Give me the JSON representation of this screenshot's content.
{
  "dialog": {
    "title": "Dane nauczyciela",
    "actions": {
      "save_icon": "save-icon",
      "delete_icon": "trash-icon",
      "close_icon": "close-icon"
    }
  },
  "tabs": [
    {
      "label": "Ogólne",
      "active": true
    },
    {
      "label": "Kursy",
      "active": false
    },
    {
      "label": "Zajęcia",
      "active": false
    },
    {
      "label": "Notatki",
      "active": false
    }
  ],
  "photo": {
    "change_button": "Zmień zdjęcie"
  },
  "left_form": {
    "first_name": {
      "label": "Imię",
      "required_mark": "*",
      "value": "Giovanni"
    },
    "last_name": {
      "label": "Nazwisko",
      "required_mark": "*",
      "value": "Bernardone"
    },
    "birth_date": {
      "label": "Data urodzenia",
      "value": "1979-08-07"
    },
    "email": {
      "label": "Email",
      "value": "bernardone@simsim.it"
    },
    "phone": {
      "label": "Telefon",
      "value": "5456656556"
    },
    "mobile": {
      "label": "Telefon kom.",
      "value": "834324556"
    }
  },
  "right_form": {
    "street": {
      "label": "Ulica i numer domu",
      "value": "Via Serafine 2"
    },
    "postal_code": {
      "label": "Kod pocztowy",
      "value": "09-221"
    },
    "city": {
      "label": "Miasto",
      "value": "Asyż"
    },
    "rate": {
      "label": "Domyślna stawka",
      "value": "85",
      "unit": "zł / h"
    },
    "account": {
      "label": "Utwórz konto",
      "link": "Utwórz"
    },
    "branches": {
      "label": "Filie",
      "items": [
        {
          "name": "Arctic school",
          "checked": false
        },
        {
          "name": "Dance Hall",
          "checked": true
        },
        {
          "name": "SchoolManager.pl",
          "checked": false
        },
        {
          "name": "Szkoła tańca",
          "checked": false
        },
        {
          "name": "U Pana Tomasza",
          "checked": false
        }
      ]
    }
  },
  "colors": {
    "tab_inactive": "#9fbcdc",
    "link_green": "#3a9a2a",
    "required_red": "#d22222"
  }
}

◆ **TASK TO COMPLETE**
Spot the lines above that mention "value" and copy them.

◆ **OUTPUT BELOW**
      "value": "Giovanni"
      "value": "Bernardone"
      "value": "1979-08-07"
      "value": "bernardone@simsim.it"
      "value": "5456656556"
      "value": "834324556"
      "value": "Via Serafine 2"
      "value": "09-221"
      "value": "Asyż"
      "value": "85",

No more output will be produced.